About this task:
The answer must consist of every line below that contains the word "протокола".

Records for processing:

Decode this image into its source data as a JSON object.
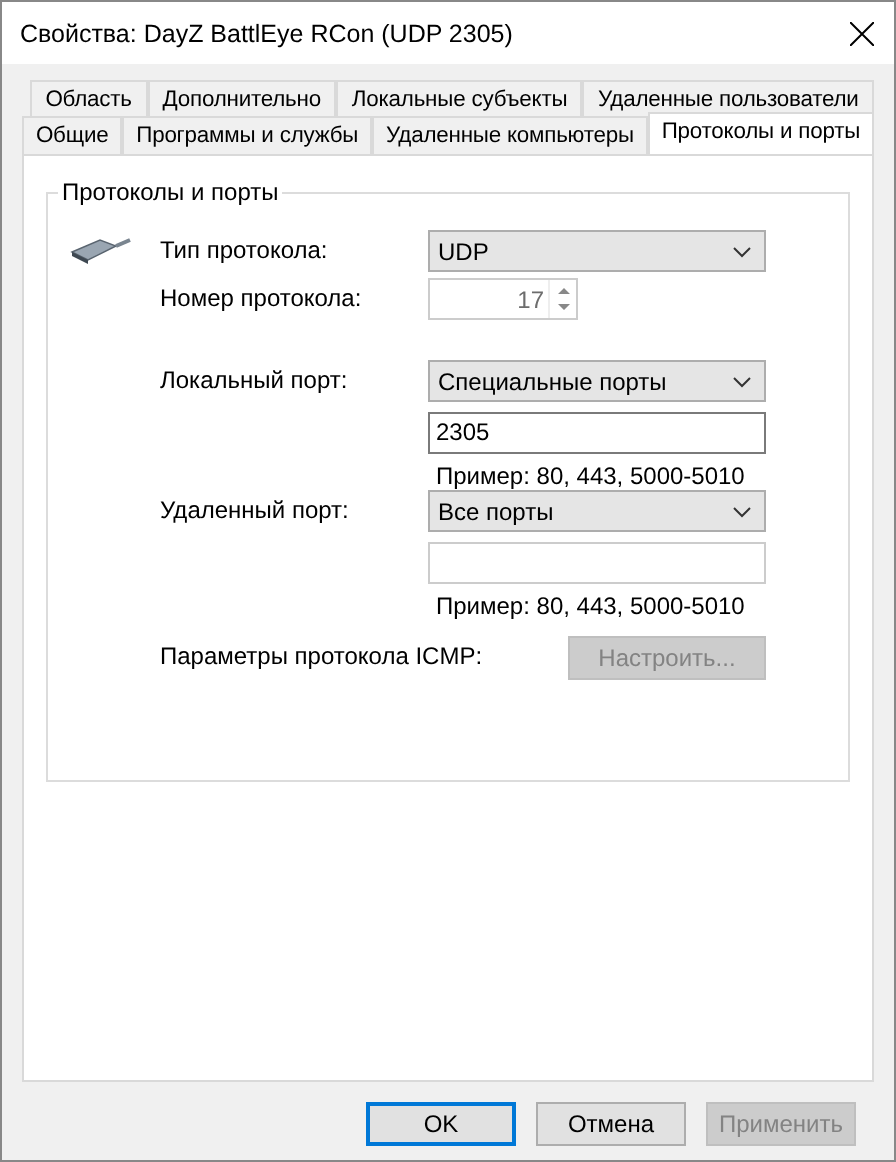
{
  "window": {
    "title": "Свойства: DayZ BattlEye RCon (UDP 2305)"
  },
  "tab_rows": [
    [
      {
        "label": "Область",
        "selected": false
      },
      {
        "label": "Дополнительно",
        "selected": false
      },
      {
        "label": "Локальные субъекты",
        "selected": false
      },
      {
        "label": "Удаленные пользователи",
        "selected": false
      }
    ],
    [
      {
        "label": "Общие",
        "selected": false
      },
      {
        "label": "Программы и службы",
        "selected": false
      },
      {
        "label": "Удаленные компьютеры",
        "selected": false
      },
      {
        "label": "Протоколы и порты",
        "selected": true
      }
    ]
  ],
  "group": {
    "title": "Протоколы и порты",
    "rows": [
      {
        "kind": "dropdown",
        "label": "Тип протокола:",
        "value": "UDP",
        "disabled": false
      },
      {
        "kind": "spinner",
        "label": "Номер протокола:",
        "value": "17",
        "disabled": true
      },
      {
        "kind": "dropdown",
        "label": "Локальный порт:",
        "value": "Специальные порты",
        "disabled": false,
        "input_value": "2305",
        "input_disabled": false,
        "hint": "Пример: 80, 443, 5000-5010"
      },
      {
        "kind": "dropdown",
        "label": "Удаленный порт:",
        "value": "Все порты",
        "disabled": false,
        "input_disabled": true,
        "hint": "Пример: 80, 443, 5000-5010"
      },
      {
        "kind": "button",
        "label": "Параметры протокола ICMP:",
        "value": "Настроить...",
        "disabled": true
      }
    ]
  },
  "buttons": [
    {
      "label": "OK",
      "default": true,
      "disabled": false
    },
    {
      "label": "Отмена",
      "default": false,
      "disabled": false
    },
    {
      "label": "Применить",
      "default": false,
      "disabled": true
    }
  ]
}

Solution to this problem:
        "label": "Тип протокола:",
        "label": "Номер протокола:",
        "label": "Параметры протокола ICMP:",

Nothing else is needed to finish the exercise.